Thorn-apple is packed with tropane alkaloids, which are common to many Solanaceae family plants. The whole plant is poisonous, especially the leaves and seeds. Over the years a number of beneficial and more dubious uses have been found for the plant. Medicinally, the alkaloids can be used to treat e.g. asthma, muscle cramps and Parkinson’s disease. According to tradition, the plant is also a source of a poison that stays in the body for a long time and only kills the victim a long time later. Thorn-apple’s tincture has also been claimed to give courage and enhance potency, but it would be a foolish thing indeed to start experimenting to see if this is true.
Shall I suit up and remove it? Probably. 

Sunday, July 15, 2018

I'm Back...

..for how long? Who knows? Starting fresh.

I noticed Blogger left me a message stating something about European Union (EU) laws requiring notifications to Europeans about the use of cookies. NO more Open ID commenting. NO more third party widgets and some other technical crap that makes no sense to me.  Apparently, I'm supposed to agree to these changes?  Hmmm.

Anyway all is well out yonder. I will say, some feller named, Jack stopped by and left me some 'magical' seeds.

Not beans but, birdhouse gourds. It's been growing about 6" a day. 

 ..more on the the birdhouse gourds.  I had seeds in the ground next to an old dead, almost gone stump. Had a different tree removed and this stump. The guy also mixed dirt and chips all around. I figured the gourds were gone for this year. Lo and behold. MAGIC.  And they came up in a perfect spot.

These are called 'Tigger Melons'. Softball size. Sweet. First time grown for me.

Popcorn!  It's tasseling and there's a few ears.  No children among 'em, yet.

For the past several years I've had problems with vine borer bugs. This year I covered these for their first 2 months. By George, I think we've licked 'em. 

Store bought cantaloupe. (Just to see if they'll grow.) Looks like it.

Hummingbird and butterfly plants. Probably too late for blooms but, next year, watch out.  Additional cuke and squash, also. 

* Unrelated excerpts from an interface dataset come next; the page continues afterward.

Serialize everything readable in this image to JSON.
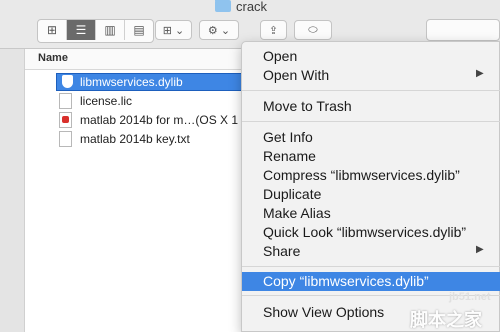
{
  "window": {
    "title": "crack"
  },
  "toolbar": {
    "view_icons": "icon-view-icon",
    "view_list": "list-view-icon",
    "view_columns": "column-view-icon",
    "view_coverflow": "coverflow-view-icon",
    "arrange_label": "⊞ ⌄",
    "action_label": "⚙ ⌄",
    "share_label": "⇪",
    "tag_label": "⬭"
  },
  "list": {
    "header_name": "Name",
    "files": [
      {
        "name": "libmwservices.dylib",
        "selected": true
      },
      {
        "name": "license.lic",
        "selected": false
      },
      {
        "name": "matlab 2014b for m…(OS X 1",
        "selected": false
      },
      {
        "name": "matlab 2014b key.txt",
        "selected": false
      }
    ]
  },
  "context_menu": {
    "items": [
      {
        "label": "Open"
      },
      {
        "label": "Open With",
        "submenu": true
      },
      {
        "label": "Move to Trash"
      },
      {
        "label": "Get Info"
      },
      {
        "label": "Rename"
      },
      {
        "label": "Compress “libmwservices.dylib”"
      },
      {
        "label": "Duplicate"
      },
      {
        "label": "Make Alias"
      },
      {
        "label": "Quick Look “libmwservices.dylib”"
      },
      {
        "label": "Share",
        "submenu": true
      },
      {
        "label": "Copy “libmwservices.dylib”",
        "highlighted": true
      },
      {
        "label": "Show View Options"
      }
    ],
    "submenu_arrow": "▶"
  },
  "watermark": {
    "line1": "jb51.net",
    "line2": "脚本之家"
  },
  "colors": {
    "accent": "#3e86e4",
    "menu_bg": "#f2f2f2",
    "toolbar_bg": "#e9e9e9"
  }
}
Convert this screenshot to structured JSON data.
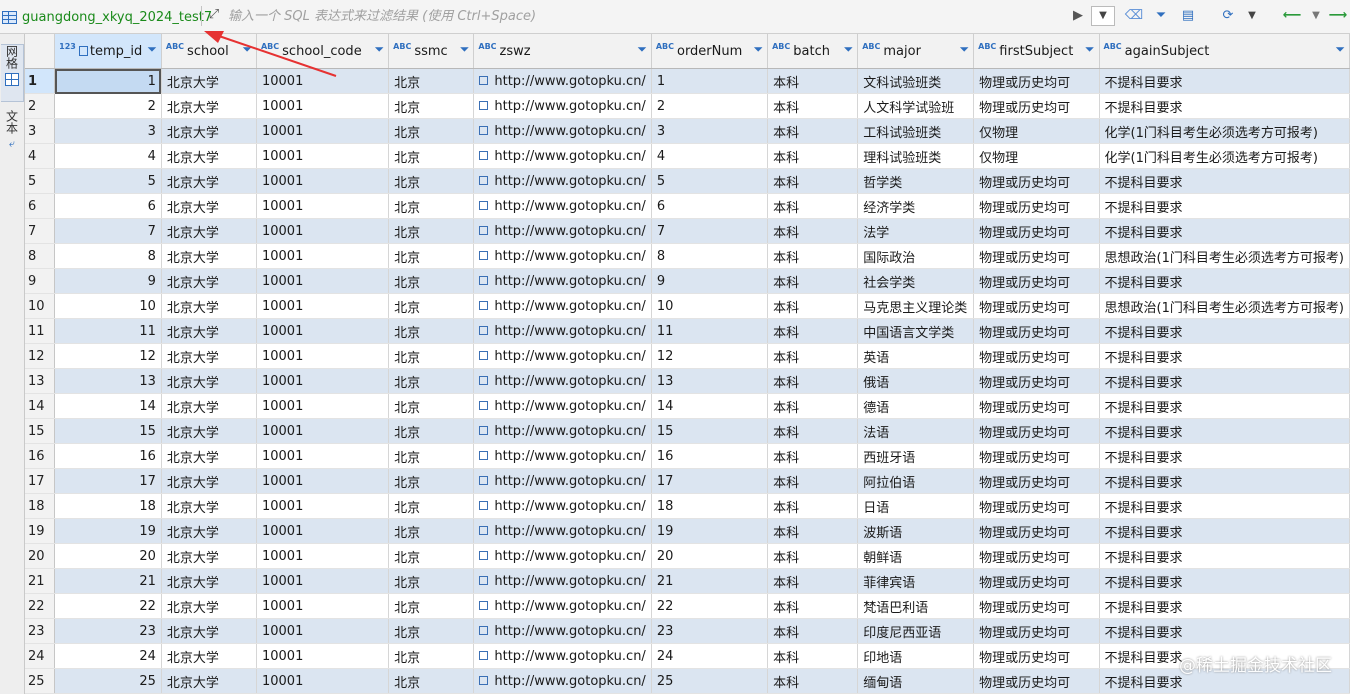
{
  "toolbar": {
    "table_name": "guangdong_xkyq_2024_test7",
    "filter_placeholder": "输入一个 SQL 表达式来过滤结果 (使用 Ctrl+Space)",
    "icons": [
      "expand-icon",
      "play-icon",
      "history-dropdown-icon",
      "eraser-icon",
      "filter-icon",
      "save-filter-icon",
      "refresh-icon",
      "refresh-dropdown-icon",
      "back-arrow-icon",
      "back-dropdown-icon",
      "forward-arrow-icon"
    ]
  },
  "side_tabs": {
    "grid": "网格",
    "text": "文本"
  },
  "accent": {
    "table_name_color": "#1a8a1a",
    "row_stripe": "#dbe5f1",
    "arrow": "#e63232"
  },
  "columns": [
    {
      "name": "temp_id",
      "type": "123"
    },
    {
      "name": "school",
      "type": "ABC"
    },
    {
      "name": "school_code",
      "type": "ABC"
    },
    {
      "name": "ssmc",
      "type": "ABC"
    },
    {
      "name": "zswz",
      "type": "ABC"
    },
    {
      "name": "orderNum",
      "type": "ABC"
    },
    {
      "name": "batch",
      "type": "ABC"
    },
    {
      "name": "major",
      "type": "ABC"
    },
    {
      "name": "firstSubject",
      "type": "ABC"
    },
    {
      "name": "againSubject",
      "type": "ABC"
    }
  ],
  "rows": [
    {
      "n": "1",
      "temp_id": "1",
      "school": "北京大学",
      "school_code": "10001",
      "ssmc": "北京",
      "zswz": "http://www.gotopku.cn/",
      "orderNum": "1",
      "batch": "本科",
      "major": "文科试验班类",
      "firstSubject": "物理或历史均可",
      "againSubject": "不提科目要求"
    },
    {
      "n": "2",
      "temp_id": "2",
      "school": "北京大学",
      "school_code": "10001",
      "ssmc": "北京",
      "zswz": "http://www.gotopku.cn/",
      "orderNum": "2",
      "batch": "本科",
      "major": "人文科学试验班",
      "firstSubject": "物理或历史均可",
      "againSubject": "不提科目要求"
    },
    {
      "n": "3",
      "temp_id": "3",
      "school": "北京大学",
      "school_code": "10001",
      "ssmc": "北京",
      "zswz": "http://www.gotopku.cn/",
      "orderNum": "3",
      "batch": "本科",
      "major": "工科试验班类",
      "firstSubject": "仅物理",
      "againSubject": "化学(1门科目考生必须选考方可报考)"
    },
    {
      "n": "4",
      "temp_id": "4",
      "school": "北京大学",
      "school_code": "10001",
      "ssmc": "北京",
      "zswz": "http://www.gotopku.cn/",
      "orderNum": "4",
      "batch": "本科",
      "major": "理科试验班类",
      "firstSubject": "仅物理",
      "againSubject": "化学(1门科目考生必须选考方可报考)"
    },
    {
      "n": "5",
      "temp_id": "5",
      "school": "北京大学",
      "school_code": "10001",
      "ssmc": "北京",
      "zswz": "http://www.gotopku.cn/",
      "orderNum": "5",
      "batch": "本科",
      "major": "哲学类",
      "firstSubject": "物理或历史均可",
      "againSubject": "不提科目要求"
    },
    {
      "n": "6",
      "temp_id": "6",
      "school": "北京大学",
      "school_code": "10001",
      "ssmc": "北京",
      "zswz": "http://www.gotopku.cn/",
      "orderNum": "6",
      "batch": "本科",
      "major": "经济学类",
      "firstSubject": "物理或历史均可",
      "againSubject": "不提科目要求"
    },
    {
      "n": "7",
      "temp_id": "7",
      "school": "北京大学",
      "school_code": "10001",
      "ssmc": "北京",
      "zswz": "http://www.gotopku.cn/",
      "orderNum": "7",
      "batch": "本科",
      "major": "法学",
      "firstSubject": "物理或历史均可",
      "againSubject": "不提科目要求"
    },
    {
      "n": "8",
      "temp_id": "8",
      "school": "北京大学",
      "school_code": "10001",
      "ssmc": "北京",
      "zswz": "http://www.gotopku.cn/",
      "orderNum": "8",
      "batch": "本科",
      "major": "国际政治",
      "firstSubject": "物理或历史均可",
      "againSubject": "思想政治(1门科目考生必须选考方可报考)"
    },
    {
      "n": "9",
      "temp_id": "9",
      "school": "北京大学",
      "school_code": "10001",
      "ssmc": "北京",
      "zswz": "http://www.gotopku.cn/",
      "orderNum": "9",
      "batch": "本科",
      "major": "社会学类",
      "firstSubject": "物理或历史均可",
      "againSubject": "不提科目要求"
    },
    {
      "n": "10",
      "temp_id": "10",
      "school": "北京大学",
      "school_code": "10001",
      "ssmc": "北京",
      "zswz": "http://www.gotopku.cn/",
      "orderNum": "10",
      "batch": "本科",
      "major": "马克思主义理论类",
      "firstSubject": "物理或历史均可",
      "againSubject": "思想政治(1门科目考生必须选考方可报考)"
    },
    {
      "n": "11",
      "temp_id": "11",
      "school": "北京大学",
      "school_code": "10001",
      "ssmc": "北京",
      "zswz": "http://www.gotopku.cn/",
      "orderNum": "11",
      "batch": "本科",
      "major": "中国语言文学类",
      "firstSubject": "物理或历史均可",
      "againSubject": "不提科目要求"
    },
    {
      "n": "12",
      "temp_id": "12",
      "school": "北京大学",
      "school_code": "10001",
      "ssmc": "北京",
      "zswz": "http://www.gotopku.cn/",
      "orderNum": "12",
      "batch": "本科",
      "major": "英语",
      "firstSubject": "物理或历史均可",
      "againSubject": "不提科目要求"
    },
    {
      "n": "13",
      "temp_id": "13",
      "school": "北京大学",
      "school_code": "10001",
      "ssmc": "北京",
      "zswz": "http://www.gotopku.cn/",
      "orderNum": "13",
      "batch": "本科",
      "major": "俄语",
      "firstSubject": "物理或历史均可",
      "againSubject": "不提科目要求"
    },
    {
      "n": "14",
      "temp_id": "14",
      "school": "北京大学",
      "school_code": "10001",
      "ssmc": "北京",
      "zswz": "http://www.gotopku.cn/",
      "orderNum": "14",
      "batch": "本科",
      "major": "德语",
      "firstSubject": "物理或历史均可",
      "againSubject": "不提科目要求"
    },
    {
      "n": "15",
      "temp_id": "15",
      "school": "北京大学",
      "school_code": "10001",
      "ssmc": "北京",
      "zswz": "http://www.gotopku.cn/",
      "orderNum": "15",
      "batch": "本科",
      "major": "法语",
      "firstSubject": "物理或历史均可",
      "againSubject": "不提科目要求"
    },
    {
      "n": "16",
      "temp_id": "16",
      "school": "北京大学",
      "school_code": "10001",
      "ssmc": "北京",
      "zswz": "http://www.gotopku.cn/",
      "orderNum": "16",
      "batch": "本科",
      "major": "西班牙语",
      "firstSubject": "物理或历史均可",
      "againSubject": "不提科目要求"
    },
    {
      "n": "17",
      "temp_id": "17",
      "school": "北京大学",
      "school_code": "10001",
      "ssmc": "北京",
      "zswz": "http://www.gotopku.cn/",
      "orderNum": "17",
      "batch": "本科",
      "major": "阿拉伯语",
      "firstSubject": "物理或历史均可",
      "againSubject": "不提科目要求"
    },
    {
      "n": "18",
      "temp_id": "18",
      "school": "北京大学",
      "school_code": "10001",
      "ssmc": "北京",
      "zswz": "http://www.gotopku.cn/",
      "orderNum": "18",
      "batch": "本科",
      "major": "日语",
      "firstSubject": "物理或历史均可",
      "againSubject": "不提科目要求"
    },
    {
      "n": "19",
      "temp_id": "19",
      "school": "北京大学",
      "school_code": "10001",
      "ssmc": "北京",
      "zswz": "http://www.gotopku.cn/",
      "orderNum": "19",
      "batch": "本科",
      "major": "波斯语",
      "firstSubject": "物理或历史均可",
      "againSubject": "不提科目要求"
    },
    {
      "n": "20",
      "temp_id": "20",
      "school": "北京大学",
      "school_code": "10001",
      "ssmc": "北京",
      "zswz": "http://www.gotopku.cn/",
      "orderNum": "20",
      "batch": "本科",
      "major": "朝鲜语",
      "firstSubject": "物理或历史均可",
      "againSubject": "不提科目要求"
    },
    {
      "n": "21",
      "temp_id": "21",
      "school": "北京大学",
      "school_code": "10001",
      "ssmc": "北京",
      "zswz": "http://www.gotopku.cn/",
      "orderNum": "21",
      "batch": "本科",
      "major": "菲律宾语",
      "firstSubject": "物理或历史均可",
      "againSubject": "不提科目要求"
    },
    {
      "n": "22",
      "temp_id": "22",
      "school": "北京大学",
      "school_code": "10001",
      "ssmc": "北京",
      "zswz": "http://www.gotopku.cn/",
      "orderNum": "22",
      "batch": "本科",
      "major": "梵语巴利语",
      "firstSubject": "物理或历史均可",
      "againSubject": "不提科目要求"
    },
    {
      "n": "23",
      "temp_id": "23",
      "school": "北京大学",
      "school_code": "10001",
      "ssmc": "北京",
      "zswz": "http://www.gotopku.cn/",
      "orderNum": "23",
      "batch": "本科",
      "major": "印度尼西亚语",
      "firstSubject": "物理或历史均可",
      "againSubject": "不提科目要求"
    },
    {
      "n": "24",
      "temp_id": "24",
      "school": "北京大学",
      "school_code": "10001",
      "ssmc": "北京",
      "zswz": "http://www.gotopku.cn/",
      "orderNum": "24",
      "batch": "本科",
      "major": "印地语",
      "firstSubject": "物理或历史均可",
      "againSubject": "不提科目要求"
    },
    {
      "n": "25",
      "temp_id": "25",
      "school": "北京大学",
      "school_code": "10001",
      "ssmc": "北京",
      "zswz": "http://www.gotopku.cn/",
      "orderNum": "25",
      "batch": "本科",
      "major": "缅甸语",
      "firstSubject": "物理或历史均可",
      "againSubject": "不提科目要求"
    }
  ],
  "watermark": "@稀土掘金技术社区"
}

Not that I need this, at the moment, but it's a great memento of my service, and I'll be able to beat the hell out of somebody when I get senile.  :)
That's it for now. It's been so hot here Buster Poindexter visited and sang a song.